On Monday the 58-year-old operational firefighter left Walhalla leading his expedition of other emergency services staff and family members to walk the nearly 700 kilometres of the Australian Alps Walking Track.
“There’s been so much snow late in the season. It’s unexpected. It’s scaring us,” Mr Evans told The Express last week.
A last minute purchase of snow shoes will add to the 20 to 25-kilogram packs on the backs of the walking party as they ascend over Mount Hotham and Mount Kosciusko and arrive in the Namadgi National Park in the Australian Capital Territory.
“I noticed on top of Mount Erica after doing a food drop … there’s a real crust of at least a foot of snow across the plateau. You sink right into the snow with every step,” the Gembrook resident said.
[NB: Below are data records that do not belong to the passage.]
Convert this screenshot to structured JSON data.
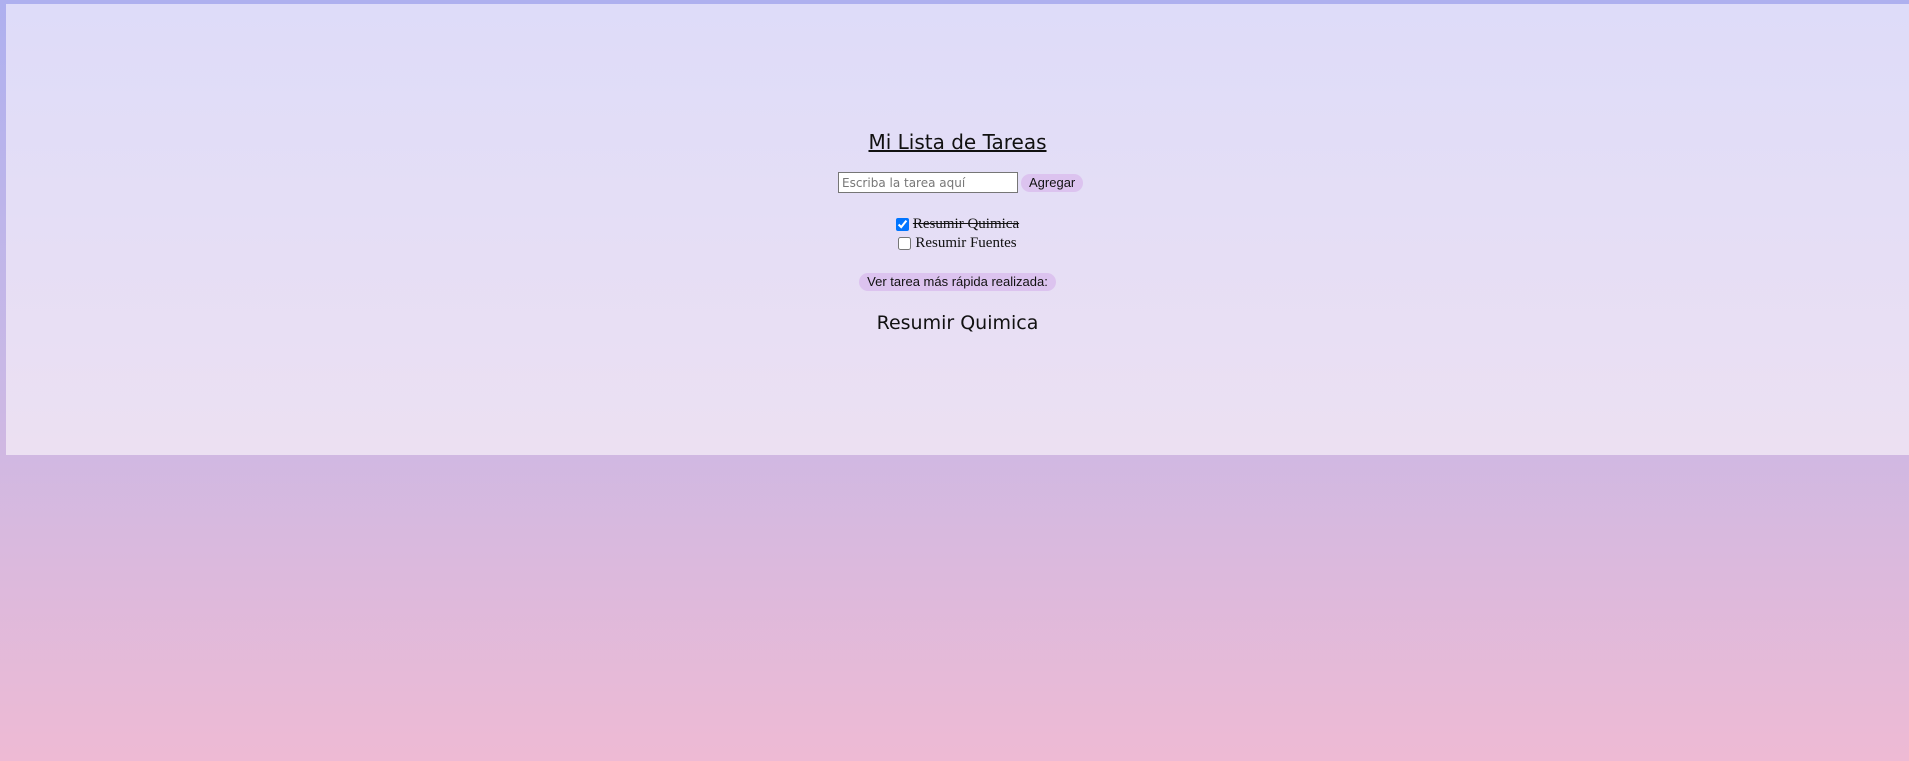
{
  "app": {
    "title": "Mi Lista de Tareas"
  },
  "form": {
    "input_placeholder": "Escriba la tarea aquí",
    "input_value": "",
    "add_button_label": "Agregar"
  },
  "tasks": [
    {
      "label": "Resumir Quimica",
      "checked": true
    },
    {
      "label": "Resumir Fuentes",
      "checked": false
    }
  ],
  "fastest": {
    "button_label": "Ver tarea más rápida realizada:",
    "result": "Resumir Quimica"
  },
  "colors": {
    "button_bg": "#dcc3ef",
    "panel_top": "#dedcf9",
    "panel_bottom": "#ece0f2",
    "page_bottom": "#eebad4"
  }
}
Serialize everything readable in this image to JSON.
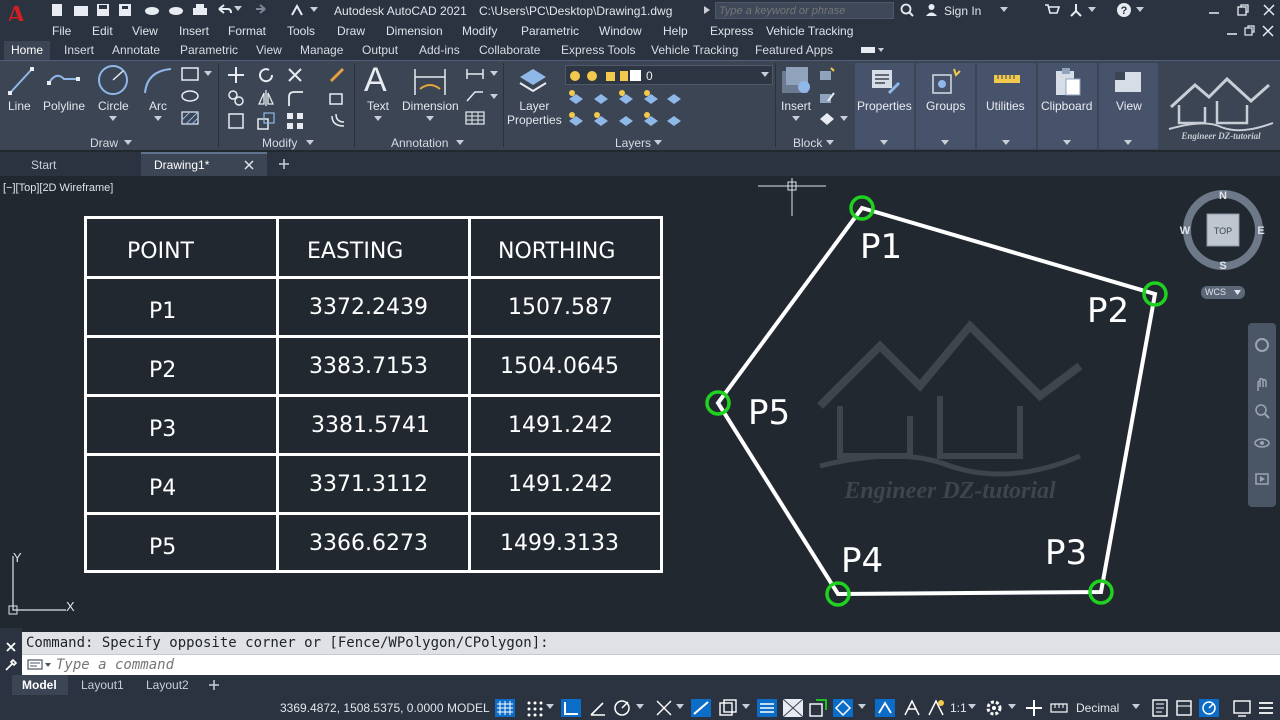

The walkers are relying on Parks Victoria’s Kerryn McTaggart to navigate the group through unmarked, wilderness sections of the trail “where expert navigation is essential”.
Mr Evans is the only one in his group who has hiked any sections of the Australian Alps Walking Trail, and he said for most of the team, this would be the first time they’d hiked and camped more than three or four days at a time.
He’s naturally concerned about blisters and the extreme test of endurance of the trek, so they have decided to fast-track it to 34 days to allow Dr McTaggart to be back at work by mid-November.
“The rate of travel that we have committed to means we will be ascending between 900 and 1000 metres per day,” Mr Evans said. “It will be a disaster if any of our food drops are missing.
“We’ve hidden most of them in the bush and if any rodents get into them or any other humans find them and think they need them more than us, we will be in big trouble.”
Mr Evans’ motivation to take on such a feat is to help increase the standard of education for Indigenous people.
“It is just very clear that our Indigenous brothers and sisters are having terrible struggles with attaining an education level that will sustain them through life,” he said.
“The Cathy Freeman Foundation focuses on providing scholarships and solid education for many, many thousand Indigenous children who otherwise do not receive it.”
To support Mr Evans’ team and the Cathy Freeman Foundation, visit www.cathyfreemanfoundation.org.au/one-step